Scotusnerd wrote:Yeah, there's a pretty simple way to tell, actually. And free!
Start reading the decisions. See if you like it, or if any particular area of law interests you. See if you can understand what they're talking about. Buy a law dictionary or find a free, online version and figure out the latin phrases and terminology.
If the Supreme Court is too much of a pain in the ass, check out your local state supreme court instead, whatever it's called. Learn about your judicial system and figure out which one is the top dog.
If you think you want to be like law and order and go all prosecutor/defense attorney, I have an easy way to tell that as well.
Go watch guilty pleas at your local courthouse for two or three days. No, not trials, because those happen maybe a few times a year, if you're lucky. Guilty pleas. Talk to a PD or a prosecutor and see if you can't ask them some questions about their job. See if you can stand them personally.
Basically, at the end of the day, lawyers make their money doing very boring shit that no one else wants to do. If you are (mildly) interested in doing said boring shit, then you should go to law school. If you can't stand said boring shit, then you should probably find another career. The job market is too competitive to justify going to law school for any reason other than 'I enjoy doing this.'
No. Not at all.
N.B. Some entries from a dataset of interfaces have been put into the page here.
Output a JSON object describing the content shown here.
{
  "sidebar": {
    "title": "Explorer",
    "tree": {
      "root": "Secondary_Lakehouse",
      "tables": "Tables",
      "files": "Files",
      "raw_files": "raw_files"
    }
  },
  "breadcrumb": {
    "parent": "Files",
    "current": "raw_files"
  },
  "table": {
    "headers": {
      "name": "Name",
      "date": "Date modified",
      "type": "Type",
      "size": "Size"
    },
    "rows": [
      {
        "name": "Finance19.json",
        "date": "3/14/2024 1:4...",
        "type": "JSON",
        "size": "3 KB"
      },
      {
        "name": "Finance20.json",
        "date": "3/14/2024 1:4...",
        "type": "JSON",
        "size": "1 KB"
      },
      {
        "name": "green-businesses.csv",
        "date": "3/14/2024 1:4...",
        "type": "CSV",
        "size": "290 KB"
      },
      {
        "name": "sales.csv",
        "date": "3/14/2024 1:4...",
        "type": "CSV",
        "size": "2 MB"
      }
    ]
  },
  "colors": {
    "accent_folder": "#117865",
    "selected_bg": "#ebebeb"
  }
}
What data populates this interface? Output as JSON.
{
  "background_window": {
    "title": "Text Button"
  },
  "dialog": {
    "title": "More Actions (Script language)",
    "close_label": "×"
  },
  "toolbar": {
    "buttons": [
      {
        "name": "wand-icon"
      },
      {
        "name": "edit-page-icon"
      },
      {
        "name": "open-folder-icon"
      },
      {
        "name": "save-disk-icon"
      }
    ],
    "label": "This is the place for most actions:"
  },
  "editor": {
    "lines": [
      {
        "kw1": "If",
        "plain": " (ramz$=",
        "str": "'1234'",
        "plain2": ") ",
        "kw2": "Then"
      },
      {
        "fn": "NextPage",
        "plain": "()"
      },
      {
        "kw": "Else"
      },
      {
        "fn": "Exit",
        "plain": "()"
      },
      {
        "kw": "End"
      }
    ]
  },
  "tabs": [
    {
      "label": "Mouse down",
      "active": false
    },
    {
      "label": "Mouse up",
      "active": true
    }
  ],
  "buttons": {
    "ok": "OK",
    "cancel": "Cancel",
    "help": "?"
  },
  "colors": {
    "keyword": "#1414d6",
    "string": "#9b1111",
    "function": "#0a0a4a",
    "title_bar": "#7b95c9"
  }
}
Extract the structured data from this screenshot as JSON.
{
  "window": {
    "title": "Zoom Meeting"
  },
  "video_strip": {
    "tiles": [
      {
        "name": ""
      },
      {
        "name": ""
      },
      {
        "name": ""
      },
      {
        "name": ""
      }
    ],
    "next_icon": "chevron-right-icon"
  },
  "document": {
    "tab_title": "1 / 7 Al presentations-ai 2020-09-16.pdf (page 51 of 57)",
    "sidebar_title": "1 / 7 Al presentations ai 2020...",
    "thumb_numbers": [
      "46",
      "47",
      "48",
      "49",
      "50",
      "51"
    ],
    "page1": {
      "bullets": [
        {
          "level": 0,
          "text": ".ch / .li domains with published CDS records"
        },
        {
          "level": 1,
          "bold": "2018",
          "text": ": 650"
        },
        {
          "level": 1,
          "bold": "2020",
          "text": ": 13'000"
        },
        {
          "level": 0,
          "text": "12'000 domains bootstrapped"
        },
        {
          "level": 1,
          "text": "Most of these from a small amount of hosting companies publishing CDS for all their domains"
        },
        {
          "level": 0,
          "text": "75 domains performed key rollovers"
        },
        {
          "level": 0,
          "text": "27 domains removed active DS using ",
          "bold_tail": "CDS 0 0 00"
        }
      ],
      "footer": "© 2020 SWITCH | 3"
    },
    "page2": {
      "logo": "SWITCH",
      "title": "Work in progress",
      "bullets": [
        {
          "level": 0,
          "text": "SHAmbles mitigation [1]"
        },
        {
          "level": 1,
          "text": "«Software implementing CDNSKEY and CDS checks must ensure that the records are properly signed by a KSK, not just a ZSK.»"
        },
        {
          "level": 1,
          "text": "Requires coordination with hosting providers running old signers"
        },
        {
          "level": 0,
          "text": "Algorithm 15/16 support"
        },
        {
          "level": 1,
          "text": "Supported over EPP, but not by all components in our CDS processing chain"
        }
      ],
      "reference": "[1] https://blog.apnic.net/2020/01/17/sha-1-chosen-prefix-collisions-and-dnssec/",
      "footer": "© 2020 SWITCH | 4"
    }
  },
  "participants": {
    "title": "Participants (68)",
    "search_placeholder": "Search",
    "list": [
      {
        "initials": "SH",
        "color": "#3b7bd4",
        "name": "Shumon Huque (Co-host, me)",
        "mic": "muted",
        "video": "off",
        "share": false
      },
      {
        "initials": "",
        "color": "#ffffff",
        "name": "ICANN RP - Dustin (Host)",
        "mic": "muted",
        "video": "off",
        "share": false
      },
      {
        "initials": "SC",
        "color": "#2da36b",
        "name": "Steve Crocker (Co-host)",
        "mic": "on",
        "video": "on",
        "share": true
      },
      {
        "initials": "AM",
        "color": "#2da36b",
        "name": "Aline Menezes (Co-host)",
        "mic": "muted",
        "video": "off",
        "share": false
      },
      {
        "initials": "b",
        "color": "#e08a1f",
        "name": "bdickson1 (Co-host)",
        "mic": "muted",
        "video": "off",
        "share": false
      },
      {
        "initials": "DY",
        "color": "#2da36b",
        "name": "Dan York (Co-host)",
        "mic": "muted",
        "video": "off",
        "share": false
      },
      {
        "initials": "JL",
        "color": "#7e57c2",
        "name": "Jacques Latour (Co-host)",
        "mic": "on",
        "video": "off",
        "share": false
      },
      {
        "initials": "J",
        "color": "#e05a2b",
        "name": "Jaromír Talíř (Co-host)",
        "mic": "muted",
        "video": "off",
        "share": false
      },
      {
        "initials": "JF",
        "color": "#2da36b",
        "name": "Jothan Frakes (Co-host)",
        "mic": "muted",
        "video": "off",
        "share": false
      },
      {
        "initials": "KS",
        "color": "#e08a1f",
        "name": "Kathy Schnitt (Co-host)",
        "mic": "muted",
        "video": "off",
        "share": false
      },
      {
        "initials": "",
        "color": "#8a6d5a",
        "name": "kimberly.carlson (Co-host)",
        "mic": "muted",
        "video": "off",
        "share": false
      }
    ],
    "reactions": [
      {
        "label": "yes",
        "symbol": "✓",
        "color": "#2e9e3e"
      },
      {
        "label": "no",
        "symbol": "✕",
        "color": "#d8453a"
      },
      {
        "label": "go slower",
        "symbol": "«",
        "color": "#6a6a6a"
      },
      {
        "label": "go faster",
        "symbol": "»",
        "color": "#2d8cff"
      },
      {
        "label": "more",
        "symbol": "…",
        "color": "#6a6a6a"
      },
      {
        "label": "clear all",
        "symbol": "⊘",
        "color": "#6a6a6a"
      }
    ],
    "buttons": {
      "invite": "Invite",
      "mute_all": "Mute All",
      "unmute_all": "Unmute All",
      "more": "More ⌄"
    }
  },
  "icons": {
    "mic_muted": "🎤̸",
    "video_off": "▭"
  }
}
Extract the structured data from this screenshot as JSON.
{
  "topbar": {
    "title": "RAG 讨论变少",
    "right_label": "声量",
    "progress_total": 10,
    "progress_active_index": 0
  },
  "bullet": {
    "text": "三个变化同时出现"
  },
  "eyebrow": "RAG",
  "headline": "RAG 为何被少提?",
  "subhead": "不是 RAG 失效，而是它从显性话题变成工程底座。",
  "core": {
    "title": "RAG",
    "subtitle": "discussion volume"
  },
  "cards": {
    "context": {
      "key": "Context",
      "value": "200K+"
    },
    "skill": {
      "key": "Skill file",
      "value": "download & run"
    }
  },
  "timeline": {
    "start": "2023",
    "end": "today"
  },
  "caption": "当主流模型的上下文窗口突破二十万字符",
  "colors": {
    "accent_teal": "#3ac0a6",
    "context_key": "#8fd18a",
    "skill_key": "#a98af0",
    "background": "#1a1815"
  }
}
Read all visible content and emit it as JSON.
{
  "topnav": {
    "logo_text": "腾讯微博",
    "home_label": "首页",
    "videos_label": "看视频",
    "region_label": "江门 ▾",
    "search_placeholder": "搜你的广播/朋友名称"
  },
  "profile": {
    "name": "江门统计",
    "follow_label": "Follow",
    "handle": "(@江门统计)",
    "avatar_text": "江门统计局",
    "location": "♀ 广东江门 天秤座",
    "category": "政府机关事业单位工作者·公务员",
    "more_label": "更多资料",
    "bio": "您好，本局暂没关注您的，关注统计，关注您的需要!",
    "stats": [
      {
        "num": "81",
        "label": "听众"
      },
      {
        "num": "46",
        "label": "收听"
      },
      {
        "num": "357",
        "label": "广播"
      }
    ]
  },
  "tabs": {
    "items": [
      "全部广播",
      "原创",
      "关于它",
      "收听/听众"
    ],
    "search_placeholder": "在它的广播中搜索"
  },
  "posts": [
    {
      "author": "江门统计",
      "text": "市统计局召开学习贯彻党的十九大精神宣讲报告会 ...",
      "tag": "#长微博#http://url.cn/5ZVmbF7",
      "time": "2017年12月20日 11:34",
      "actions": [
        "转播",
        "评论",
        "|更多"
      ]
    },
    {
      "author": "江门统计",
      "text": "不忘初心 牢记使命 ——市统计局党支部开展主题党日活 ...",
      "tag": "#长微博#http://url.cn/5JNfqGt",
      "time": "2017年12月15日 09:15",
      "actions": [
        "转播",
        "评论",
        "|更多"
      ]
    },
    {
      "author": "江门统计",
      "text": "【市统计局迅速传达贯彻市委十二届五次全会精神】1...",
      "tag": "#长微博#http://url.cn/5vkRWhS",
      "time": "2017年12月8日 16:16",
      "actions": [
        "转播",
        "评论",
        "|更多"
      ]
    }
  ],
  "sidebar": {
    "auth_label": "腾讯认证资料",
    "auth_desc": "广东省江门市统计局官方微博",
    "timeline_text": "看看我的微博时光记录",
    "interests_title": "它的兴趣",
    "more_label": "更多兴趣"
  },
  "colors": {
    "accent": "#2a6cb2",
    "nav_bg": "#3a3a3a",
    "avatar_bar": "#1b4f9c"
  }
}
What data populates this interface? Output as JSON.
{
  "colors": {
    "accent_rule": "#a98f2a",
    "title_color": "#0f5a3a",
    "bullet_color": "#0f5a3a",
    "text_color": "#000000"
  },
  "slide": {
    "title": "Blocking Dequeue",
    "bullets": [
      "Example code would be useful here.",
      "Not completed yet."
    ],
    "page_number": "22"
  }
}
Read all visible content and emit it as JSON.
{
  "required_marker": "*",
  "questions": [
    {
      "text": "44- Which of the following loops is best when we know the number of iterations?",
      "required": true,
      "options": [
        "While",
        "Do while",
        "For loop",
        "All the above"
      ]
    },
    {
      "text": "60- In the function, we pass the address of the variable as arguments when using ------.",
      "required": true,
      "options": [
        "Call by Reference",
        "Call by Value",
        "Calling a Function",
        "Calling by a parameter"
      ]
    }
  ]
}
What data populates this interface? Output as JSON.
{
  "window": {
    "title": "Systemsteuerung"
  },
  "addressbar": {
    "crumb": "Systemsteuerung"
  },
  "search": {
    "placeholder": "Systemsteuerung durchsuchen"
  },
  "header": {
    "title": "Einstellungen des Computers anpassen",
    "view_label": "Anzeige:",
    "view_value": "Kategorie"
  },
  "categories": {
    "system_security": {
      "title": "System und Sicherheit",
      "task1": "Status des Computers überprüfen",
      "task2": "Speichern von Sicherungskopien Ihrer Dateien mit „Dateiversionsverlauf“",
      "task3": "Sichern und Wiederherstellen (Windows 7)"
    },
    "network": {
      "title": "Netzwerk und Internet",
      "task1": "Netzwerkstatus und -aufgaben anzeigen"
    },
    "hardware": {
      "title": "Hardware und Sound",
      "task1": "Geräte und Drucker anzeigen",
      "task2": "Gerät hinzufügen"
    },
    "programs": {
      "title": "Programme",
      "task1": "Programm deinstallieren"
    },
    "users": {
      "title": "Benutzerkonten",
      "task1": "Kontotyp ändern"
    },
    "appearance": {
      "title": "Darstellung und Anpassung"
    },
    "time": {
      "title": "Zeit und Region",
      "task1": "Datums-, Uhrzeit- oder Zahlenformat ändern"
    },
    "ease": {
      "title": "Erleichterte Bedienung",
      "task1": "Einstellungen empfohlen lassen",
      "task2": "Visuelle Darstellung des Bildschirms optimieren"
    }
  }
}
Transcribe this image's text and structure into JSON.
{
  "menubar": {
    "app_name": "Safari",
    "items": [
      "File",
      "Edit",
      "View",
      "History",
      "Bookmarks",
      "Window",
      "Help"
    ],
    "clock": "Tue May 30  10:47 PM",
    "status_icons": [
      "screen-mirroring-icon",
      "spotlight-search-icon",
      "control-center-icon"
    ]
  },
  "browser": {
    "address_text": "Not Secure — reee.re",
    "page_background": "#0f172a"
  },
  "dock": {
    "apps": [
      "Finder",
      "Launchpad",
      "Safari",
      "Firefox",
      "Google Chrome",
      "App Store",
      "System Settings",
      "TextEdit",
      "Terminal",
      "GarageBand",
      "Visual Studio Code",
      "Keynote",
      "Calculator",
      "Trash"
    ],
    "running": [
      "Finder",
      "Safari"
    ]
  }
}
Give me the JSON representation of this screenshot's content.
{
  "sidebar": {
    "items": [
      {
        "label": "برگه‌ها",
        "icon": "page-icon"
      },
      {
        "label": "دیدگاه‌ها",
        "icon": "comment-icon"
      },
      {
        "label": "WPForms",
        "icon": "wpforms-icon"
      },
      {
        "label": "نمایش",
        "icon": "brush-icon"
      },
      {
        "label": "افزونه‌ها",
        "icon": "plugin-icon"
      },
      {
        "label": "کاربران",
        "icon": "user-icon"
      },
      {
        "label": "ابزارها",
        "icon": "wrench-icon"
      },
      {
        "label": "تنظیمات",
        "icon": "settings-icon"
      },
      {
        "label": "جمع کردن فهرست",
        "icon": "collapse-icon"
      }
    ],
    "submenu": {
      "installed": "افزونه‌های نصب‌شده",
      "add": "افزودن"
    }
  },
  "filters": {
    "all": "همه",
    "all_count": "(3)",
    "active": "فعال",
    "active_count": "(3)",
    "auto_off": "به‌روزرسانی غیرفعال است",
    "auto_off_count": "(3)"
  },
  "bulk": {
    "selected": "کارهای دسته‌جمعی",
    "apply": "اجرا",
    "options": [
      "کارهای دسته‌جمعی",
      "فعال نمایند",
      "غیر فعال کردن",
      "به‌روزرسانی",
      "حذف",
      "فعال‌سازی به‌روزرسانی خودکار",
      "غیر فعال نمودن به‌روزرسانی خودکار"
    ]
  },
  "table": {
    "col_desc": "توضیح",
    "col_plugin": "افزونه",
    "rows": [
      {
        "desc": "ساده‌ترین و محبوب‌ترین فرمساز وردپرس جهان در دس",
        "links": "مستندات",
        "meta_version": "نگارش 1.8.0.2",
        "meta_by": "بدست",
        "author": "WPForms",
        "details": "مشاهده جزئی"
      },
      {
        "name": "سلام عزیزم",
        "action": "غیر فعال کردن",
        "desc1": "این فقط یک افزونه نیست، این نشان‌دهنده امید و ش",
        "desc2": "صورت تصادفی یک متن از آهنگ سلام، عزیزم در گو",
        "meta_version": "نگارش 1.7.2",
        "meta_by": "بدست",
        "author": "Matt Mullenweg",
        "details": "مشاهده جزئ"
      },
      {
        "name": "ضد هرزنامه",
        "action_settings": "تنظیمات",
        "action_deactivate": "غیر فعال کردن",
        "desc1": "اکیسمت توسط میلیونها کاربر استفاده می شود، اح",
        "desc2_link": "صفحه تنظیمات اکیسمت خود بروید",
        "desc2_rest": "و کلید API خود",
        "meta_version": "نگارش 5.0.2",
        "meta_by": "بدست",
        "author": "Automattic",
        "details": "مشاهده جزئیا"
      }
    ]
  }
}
I know a girl who worked as a paralegal for sometime before law school. She absolutely loves legal work and she probably reads opinions for fun. But she did terribly in law school and, as far as I know, she doesn't have a legal job. Obviously, it's not something that could have been predicted before she started law school, but I just want to make clear that loving what you do won't make you more successful at it. At the same time there's a guy from my 1L class who is here because his parents are forcing him to go to law school. He clearly does not give a fuck about anything, and yet he's doing great because he's some kind of law school genius. Being able to spot issues on an exam has no relation to your love of the law.